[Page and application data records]
▼
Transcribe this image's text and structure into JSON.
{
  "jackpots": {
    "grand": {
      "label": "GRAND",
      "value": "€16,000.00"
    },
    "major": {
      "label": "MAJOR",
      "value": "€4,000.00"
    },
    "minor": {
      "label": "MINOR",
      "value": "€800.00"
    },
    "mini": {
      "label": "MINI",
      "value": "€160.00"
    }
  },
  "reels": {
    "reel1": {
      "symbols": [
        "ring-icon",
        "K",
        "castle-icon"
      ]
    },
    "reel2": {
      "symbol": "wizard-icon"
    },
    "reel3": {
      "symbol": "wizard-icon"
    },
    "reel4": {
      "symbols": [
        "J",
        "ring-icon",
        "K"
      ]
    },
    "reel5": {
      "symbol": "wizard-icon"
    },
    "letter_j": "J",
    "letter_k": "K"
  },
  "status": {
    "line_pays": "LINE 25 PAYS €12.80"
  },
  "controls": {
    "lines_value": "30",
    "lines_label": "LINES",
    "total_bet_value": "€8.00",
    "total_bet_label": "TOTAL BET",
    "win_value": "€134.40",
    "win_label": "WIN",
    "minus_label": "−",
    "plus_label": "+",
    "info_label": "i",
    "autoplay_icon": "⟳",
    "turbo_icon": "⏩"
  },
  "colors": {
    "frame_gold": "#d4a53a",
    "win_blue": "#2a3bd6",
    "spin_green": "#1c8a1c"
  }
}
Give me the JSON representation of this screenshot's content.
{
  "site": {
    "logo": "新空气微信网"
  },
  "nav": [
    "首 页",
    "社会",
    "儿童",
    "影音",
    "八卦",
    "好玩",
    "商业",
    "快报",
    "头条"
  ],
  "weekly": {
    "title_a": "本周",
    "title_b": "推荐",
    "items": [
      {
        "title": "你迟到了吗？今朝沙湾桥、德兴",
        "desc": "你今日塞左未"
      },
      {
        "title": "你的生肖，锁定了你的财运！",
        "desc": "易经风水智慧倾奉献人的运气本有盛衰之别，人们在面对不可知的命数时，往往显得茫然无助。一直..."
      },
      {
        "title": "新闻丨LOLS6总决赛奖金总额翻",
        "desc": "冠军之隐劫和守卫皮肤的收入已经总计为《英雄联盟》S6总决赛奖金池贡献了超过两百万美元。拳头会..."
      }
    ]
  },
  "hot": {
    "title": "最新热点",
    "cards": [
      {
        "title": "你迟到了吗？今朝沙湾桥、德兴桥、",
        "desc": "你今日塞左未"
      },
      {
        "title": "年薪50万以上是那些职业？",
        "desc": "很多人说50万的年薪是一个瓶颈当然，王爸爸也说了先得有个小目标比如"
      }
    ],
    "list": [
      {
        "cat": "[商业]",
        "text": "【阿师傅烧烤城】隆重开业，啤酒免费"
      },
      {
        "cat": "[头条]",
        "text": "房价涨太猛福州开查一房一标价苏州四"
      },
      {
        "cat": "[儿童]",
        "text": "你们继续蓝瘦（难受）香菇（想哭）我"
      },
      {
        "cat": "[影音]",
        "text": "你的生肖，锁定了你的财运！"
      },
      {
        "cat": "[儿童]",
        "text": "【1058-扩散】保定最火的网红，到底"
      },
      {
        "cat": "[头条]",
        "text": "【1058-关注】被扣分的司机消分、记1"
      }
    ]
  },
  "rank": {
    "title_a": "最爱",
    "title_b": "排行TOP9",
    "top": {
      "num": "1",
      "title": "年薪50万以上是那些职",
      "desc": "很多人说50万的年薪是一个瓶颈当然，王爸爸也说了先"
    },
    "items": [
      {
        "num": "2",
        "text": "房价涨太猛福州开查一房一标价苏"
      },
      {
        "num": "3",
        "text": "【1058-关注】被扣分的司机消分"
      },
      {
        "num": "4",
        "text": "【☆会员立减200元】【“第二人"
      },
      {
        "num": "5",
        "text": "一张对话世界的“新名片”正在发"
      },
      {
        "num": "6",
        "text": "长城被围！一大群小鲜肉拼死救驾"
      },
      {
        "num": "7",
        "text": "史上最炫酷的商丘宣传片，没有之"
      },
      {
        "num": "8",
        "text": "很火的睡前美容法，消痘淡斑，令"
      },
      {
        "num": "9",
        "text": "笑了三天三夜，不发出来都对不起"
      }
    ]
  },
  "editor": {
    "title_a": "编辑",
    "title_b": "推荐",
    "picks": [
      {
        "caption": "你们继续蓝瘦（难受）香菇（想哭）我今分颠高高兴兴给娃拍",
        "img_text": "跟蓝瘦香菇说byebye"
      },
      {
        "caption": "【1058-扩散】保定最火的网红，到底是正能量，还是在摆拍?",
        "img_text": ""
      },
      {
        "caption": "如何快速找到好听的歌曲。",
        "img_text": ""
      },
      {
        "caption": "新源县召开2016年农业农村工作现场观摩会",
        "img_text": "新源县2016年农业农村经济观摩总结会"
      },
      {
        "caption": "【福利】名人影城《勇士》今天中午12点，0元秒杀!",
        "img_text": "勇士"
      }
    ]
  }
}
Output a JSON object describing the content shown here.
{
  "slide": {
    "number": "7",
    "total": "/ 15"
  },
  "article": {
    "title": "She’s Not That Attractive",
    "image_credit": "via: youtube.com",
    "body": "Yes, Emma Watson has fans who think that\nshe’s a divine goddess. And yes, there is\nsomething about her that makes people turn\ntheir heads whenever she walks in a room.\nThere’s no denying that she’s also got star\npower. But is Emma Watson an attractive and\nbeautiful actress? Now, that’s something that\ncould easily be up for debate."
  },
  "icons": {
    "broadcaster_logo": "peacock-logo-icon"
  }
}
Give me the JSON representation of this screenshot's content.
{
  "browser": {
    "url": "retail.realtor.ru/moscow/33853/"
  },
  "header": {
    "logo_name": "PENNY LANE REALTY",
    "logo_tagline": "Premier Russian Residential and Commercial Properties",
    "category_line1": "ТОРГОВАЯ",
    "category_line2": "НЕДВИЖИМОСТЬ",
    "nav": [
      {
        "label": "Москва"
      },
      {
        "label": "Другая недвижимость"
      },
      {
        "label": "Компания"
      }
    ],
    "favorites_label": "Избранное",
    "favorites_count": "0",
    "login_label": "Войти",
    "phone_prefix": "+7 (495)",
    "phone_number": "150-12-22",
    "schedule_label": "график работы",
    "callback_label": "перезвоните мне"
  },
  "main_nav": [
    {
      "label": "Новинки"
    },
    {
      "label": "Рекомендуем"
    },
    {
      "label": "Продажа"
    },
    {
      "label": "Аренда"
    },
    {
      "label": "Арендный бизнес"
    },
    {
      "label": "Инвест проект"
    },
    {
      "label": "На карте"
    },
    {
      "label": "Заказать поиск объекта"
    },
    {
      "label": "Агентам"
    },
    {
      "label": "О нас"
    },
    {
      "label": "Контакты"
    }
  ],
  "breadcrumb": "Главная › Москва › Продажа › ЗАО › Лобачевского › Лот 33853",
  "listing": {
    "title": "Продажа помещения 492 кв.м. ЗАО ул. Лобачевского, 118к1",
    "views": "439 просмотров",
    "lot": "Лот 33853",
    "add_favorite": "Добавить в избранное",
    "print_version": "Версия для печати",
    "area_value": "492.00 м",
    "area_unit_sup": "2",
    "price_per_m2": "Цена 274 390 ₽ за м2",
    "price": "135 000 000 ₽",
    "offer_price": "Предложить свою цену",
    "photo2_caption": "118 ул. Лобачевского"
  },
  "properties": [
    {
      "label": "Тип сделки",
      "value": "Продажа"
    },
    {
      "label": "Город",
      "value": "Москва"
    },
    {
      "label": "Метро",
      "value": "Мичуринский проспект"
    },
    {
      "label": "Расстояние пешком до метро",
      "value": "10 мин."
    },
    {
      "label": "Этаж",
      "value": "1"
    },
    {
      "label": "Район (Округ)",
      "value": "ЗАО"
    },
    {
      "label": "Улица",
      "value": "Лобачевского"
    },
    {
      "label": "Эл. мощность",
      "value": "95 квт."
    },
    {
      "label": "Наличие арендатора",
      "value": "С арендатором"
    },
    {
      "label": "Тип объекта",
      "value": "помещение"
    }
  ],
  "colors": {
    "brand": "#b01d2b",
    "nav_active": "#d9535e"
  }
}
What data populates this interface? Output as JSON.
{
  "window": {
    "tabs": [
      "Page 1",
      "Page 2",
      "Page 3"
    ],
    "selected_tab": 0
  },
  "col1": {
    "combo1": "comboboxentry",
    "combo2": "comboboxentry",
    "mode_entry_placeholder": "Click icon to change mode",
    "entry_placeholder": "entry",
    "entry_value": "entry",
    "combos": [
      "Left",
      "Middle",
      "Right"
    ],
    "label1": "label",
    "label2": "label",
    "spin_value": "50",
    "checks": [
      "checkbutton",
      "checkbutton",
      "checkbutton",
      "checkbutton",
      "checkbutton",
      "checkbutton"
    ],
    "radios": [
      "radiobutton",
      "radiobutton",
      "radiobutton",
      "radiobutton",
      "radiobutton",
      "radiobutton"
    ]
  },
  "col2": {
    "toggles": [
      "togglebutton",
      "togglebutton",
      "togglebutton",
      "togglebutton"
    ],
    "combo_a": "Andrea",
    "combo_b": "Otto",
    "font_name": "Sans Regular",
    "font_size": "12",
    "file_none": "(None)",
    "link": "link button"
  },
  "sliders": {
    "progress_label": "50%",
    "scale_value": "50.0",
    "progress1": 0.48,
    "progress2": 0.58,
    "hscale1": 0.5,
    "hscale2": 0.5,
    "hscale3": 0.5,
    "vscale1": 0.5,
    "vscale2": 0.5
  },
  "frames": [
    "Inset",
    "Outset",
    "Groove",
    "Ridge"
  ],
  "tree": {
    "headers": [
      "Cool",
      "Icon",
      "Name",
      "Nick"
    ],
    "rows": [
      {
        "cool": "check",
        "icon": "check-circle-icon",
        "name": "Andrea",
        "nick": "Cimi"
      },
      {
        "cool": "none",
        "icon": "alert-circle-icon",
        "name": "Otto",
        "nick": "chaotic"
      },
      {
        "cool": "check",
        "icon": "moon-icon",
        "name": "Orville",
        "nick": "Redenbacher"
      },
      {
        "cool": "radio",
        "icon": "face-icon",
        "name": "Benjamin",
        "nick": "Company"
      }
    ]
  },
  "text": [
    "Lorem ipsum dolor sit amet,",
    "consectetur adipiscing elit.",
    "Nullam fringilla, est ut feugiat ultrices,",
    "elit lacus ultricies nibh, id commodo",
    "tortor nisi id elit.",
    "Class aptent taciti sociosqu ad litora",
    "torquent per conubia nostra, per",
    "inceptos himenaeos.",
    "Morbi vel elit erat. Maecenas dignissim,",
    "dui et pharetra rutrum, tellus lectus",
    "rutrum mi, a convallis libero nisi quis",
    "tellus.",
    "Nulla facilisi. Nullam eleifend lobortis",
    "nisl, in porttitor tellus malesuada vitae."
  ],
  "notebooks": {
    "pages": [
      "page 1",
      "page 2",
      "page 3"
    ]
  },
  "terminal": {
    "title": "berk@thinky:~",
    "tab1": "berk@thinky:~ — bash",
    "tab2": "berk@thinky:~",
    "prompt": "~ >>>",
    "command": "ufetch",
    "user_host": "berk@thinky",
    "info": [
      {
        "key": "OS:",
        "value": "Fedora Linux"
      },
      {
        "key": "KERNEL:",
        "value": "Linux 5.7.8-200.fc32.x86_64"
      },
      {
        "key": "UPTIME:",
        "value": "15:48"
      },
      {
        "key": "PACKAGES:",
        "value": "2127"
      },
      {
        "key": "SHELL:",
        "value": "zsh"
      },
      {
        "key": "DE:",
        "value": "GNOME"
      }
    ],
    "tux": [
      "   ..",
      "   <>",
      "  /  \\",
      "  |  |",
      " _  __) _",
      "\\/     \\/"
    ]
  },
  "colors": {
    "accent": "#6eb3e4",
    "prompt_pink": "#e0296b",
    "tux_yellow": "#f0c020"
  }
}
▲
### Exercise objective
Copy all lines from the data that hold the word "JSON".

### Exercise output
Transcribe this image's text and structure into JSON.
Give me the JSON representation of this screenshot's content.
Output a JSON object describing the content shown here.
Give me the JSON representation of this screenshot's content.
What data populates this interface? Output as JSON.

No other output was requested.